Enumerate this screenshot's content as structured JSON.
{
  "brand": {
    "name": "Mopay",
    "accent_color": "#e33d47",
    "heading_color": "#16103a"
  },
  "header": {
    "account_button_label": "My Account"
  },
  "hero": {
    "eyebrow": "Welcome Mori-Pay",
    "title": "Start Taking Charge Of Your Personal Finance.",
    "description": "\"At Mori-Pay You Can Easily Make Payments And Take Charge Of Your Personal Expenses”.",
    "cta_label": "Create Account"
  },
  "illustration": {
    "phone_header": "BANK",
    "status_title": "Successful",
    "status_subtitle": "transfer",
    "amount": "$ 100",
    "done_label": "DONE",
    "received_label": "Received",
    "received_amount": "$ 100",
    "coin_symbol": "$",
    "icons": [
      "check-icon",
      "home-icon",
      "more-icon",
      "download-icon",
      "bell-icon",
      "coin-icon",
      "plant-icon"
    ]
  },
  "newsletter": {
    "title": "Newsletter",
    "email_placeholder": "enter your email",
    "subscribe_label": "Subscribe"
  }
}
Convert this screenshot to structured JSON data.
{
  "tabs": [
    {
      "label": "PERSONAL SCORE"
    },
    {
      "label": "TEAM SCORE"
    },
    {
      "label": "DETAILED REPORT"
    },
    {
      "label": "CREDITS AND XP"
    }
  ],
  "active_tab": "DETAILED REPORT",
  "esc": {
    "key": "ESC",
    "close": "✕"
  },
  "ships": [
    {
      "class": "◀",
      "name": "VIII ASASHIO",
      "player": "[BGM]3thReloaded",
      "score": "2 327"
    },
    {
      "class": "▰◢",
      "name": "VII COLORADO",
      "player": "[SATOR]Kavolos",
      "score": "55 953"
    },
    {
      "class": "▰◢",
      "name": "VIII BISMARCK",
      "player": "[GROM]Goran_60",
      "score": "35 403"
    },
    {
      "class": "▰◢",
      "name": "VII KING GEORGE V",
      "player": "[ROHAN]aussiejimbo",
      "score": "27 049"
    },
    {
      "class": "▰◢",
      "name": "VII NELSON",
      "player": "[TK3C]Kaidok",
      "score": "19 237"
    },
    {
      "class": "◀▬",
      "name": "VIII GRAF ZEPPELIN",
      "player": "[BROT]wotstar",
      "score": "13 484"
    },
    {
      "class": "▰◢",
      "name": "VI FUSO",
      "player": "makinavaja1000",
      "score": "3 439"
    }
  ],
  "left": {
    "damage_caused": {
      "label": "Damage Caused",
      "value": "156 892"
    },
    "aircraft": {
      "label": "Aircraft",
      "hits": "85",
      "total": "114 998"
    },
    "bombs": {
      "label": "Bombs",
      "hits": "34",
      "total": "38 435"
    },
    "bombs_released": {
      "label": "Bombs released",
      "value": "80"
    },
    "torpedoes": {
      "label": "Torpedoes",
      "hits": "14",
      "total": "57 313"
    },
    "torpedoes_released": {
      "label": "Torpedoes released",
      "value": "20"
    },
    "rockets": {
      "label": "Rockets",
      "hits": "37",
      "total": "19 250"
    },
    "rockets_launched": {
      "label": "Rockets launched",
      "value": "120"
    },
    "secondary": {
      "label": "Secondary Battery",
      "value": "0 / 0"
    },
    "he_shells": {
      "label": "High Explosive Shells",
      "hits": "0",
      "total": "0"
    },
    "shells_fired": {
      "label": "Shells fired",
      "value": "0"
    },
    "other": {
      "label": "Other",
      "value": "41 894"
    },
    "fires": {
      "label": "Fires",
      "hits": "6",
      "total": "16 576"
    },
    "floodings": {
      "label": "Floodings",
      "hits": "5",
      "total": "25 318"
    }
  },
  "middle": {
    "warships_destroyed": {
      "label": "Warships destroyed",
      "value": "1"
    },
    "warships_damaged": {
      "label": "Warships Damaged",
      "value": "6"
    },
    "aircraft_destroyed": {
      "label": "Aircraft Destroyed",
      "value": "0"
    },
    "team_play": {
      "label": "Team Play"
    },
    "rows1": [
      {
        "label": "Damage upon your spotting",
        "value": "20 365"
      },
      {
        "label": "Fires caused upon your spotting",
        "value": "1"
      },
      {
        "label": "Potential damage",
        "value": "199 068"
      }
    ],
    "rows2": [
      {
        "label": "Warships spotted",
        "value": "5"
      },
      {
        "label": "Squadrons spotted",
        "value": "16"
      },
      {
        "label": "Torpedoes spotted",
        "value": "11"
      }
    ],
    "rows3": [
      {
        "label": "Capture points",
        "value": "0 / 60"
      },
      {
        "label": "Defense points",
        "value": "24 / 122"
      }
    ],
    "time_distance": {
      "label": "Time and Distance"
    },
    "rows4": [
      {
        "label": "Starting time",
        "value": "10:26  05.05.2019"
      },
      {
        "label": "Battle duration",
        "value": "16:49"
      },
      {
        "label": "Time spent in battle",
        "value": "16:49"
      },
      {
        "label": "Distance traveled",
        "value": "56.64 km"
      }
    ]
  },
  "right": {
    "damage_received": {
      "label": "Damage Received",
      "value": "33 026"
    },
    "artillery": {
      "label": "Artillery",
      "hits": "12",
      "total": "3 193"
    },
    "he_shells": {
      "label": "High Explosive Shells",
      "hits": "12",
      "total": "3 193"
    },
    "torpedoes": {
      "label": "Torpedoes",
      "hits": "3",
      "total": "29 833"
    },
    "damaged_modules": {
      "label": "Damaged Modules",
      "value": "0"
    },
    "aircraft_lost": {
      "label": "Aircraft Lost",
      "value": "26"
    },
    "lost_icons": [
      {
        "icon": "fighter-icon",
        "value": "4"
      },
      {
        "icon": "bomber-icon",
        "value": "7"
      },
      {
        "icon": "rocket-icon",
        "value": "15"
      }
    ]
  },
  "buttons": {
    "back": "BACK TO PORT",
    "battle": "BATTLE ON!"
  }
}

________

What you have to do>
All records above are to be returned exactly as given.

Exercise response>
Enumerate this screenshot's content as structured JSON.
{
  "brand": {
    "name": "Mopay",
    "accent_color": "#e33d47",
    "heading_color": "#16103a"
  },
  "header": {
    "account_button_label": "My Account"
  },
  "hero": {
    "eyebrow": "Welcome Mori-Pay",
    "title": "Start Taking Charge Of Your Personal Finance.",
    "description": "\"At Mori-Pay You Can Easily Make Payments And Take Charge Of Your Personal Expenses”.",
    "cta_label": "Create Account"
  },
  "illustration": {
    "phone_header": "BANK",
    "status_title": "Successful",
    "status_subtitle": "transfer",
    "amount": "$ 100",
    "done_label": "DONE",
    "received_label": "Received",
    "received_amount": "$ 100",
    "coin_symbol": "$",
    "icons": [
      "check-icon",
      "home-icon",
      "more-icon",
      "download-icon",
      "bell-icon",
      "coin-icon",
      "plant-icon"
    ]
  },
  "newsletter": {
    "title": "Newsletter",
    "email_placeholder": "enter your email",
    "subscribe_label": "Subscribe"
  }
}
Convert this screenshot to structured JSON data.
{
  "tabs": [
    {
      "label": "PERSONAL SCORE"
    },
    {
      "label": "TEAM SCORE"
    },
    {
      "label": "DETAILED REPORT"
    },
    {
      "label": "CREDITS AND XP"
    }
  ],
  "active_tab": "DETAILED REPORT",
  "esc": {
    "key": "ESC",
    "close": "✕"
  },
  "ships": [
    {
      "class": "◀",
      "name": "VIII ASASHIO",
      "player": "[BGM]3thReloaded",
      "score": "2 327"
    },
    {
      "class": "▰◢",
      "name": "VII COLORADO",
      "player": "[SATOR]Kavolos",
      "score": "55 953"
    },
    {
      "class": "▰◢",
      "name": "VIII BISMARCK",
      "player": "[GROM]Goran_60",
      "score": "35 403"
    },
    {
      "class": "▰◢",
      "name": "VII KING GEORGE V",
      "player": "[ROHAN]aussiejimbo",
      "score": "27 049"
    },
    {
      "class": "▰◢",
      "name": "VII NELSON",
      "player": "[TK3C]Kaidok",
      "score": "19 237"
    },
    {
      "class": "◀▬",
      "name": "VIII GRAF ZEPPELIN",
      "player": "[BROT]wotstar",
      "score": "13 484"
    },
    {
      "class": "▰◢",
      "name": "VI FUSO",
      "player": "makinavaja1000",
      "score": "3 439"
    }
  ],
  "left": {
    "damage_caused": {
      "label": "Damage Caused",
      "value": "156 892"
    },
    "aircraft": {
      "label": "Aircraft",
      "hits": "85",
      "total": "114 998"
    },
    "bombs": {
      "label": "Bombs",
      "hits": "34",
      "total": "38 435"
    },
    "bombs_released": {
      "label": "Bombs released",
      "value": "80"
    },
    "torpedoes": {
      "label": "Torpedoes",
      "hits": "14",
      "total": "57 313"
    },
    "torpedoes_released": {
      "label": "Torpedoes released",
      "value": "20"
    },
    "rockets": {
      "label": "Rockets",
      "hits": "37",
      "total": "19 250"
    },
    "rockets_launched": {
      "label": "Rockets launched",
      "value": "120"
    },
    "secondary": {
      "label": "Secondary Battery",
      "value": "0 / 0"
    },
    "he_shells": {
      "label": "High Explosive Shells",
      "hits": "0",
      "total": "0"
    },
    "shells_fired": {
      "label": "Shells fired",
      "value": "0"
    },
    "other": {
      "label": "Other",
      "value": "41 894"
    },
    "fires": {
      "label": "Fires",
      "hits": "6",
      "total": "16 576"
    },
    "floodings": {
      "label": "Floodings",
      "hits": "5",
      "total": "25 318"
    }
  },
  "middle": {
    "warships_destroyed": {
      "label": "Warships destroyed",
      "value": "1"
    },
    "warships_damaged": {
      "label": "Warships Damaged",
      "value": "6"
    },
    "aircraft_destroyed": {
      "label": "Aircraft Destroyed",
      "value": "0"
    },
    "team_play": {
      "label": "Team Play"
    },
    "rows1": [
      {
        "label": "Damage upon your spotting",
        "value": "20 365"
      },
      {
        "label": "Fires caused upon your spotting",
        "value": "1"
      },
      {
        "label": "Potential damage",
        "value": "199 068"
      }
    ],
    "rows2": [
      {
        "label": "Warships spotted",
        "value": "5"
      },
      {
        "label": "Squadrons spotted",
        "value": "16"
      },
      {
        "label": "Torpedoes spotted",
        "value": "11"
      }
    ],
    "rows3": [
      {
        "label": "Capture points",
        "value": "0 / 60"
      },
      {
        "label": "Defense points",
        "value": "24 / 122"
      }
    ],
    "time_distance": {
      "label": "Time and Distance"
    },
    "rows4": [
      {
        "label": "Starting time",
        "value": "10:26  05.05.2019"
      },
      {
        "label": "Battle duration",
        "value": "16:49"
      },
      {
        "label": "Time spent in battle",
        "value": "16:49"
      },
      {
        "label": "Distance traveled",
        "value": "56.64 km"
      }
    ]
  },
  "right": {
    "damage_received": {
      "label": "Damage Received",
      "value": "33 026"
    },
    "artillery": {
      "label": "Artillery",
      "hits": "12",
      "total": "3 193"
    },
    "he_shells": {
      "label": "High Explosive Shells",
      "hits": "12",
      "total": "3 193"
    },
    "torpedoes": {
      "label": "Torpedoes",
      "hits": "3",
      "total": "29 833"
    },
    "damaged_modules": {
      "label": "Damaged Modules",
      "value": "0"
    },
    "aircraft_lost": {
      "label": "Aircraft Lost",
      "value": "26"
    },
    "lost_icons": [
      {
        "icon": "fighter-icon",
        "value": "4"
      },
      {
        "icon": "bomber-icon",
        "value": "7"
      },
      {
        "icon": "rocket-icon",
        "value": "15"
      }
    ]
  },
  "buttons": {
    "back": "BACK TO PORT",
    "battle": "BATTLE ON!"
  }
}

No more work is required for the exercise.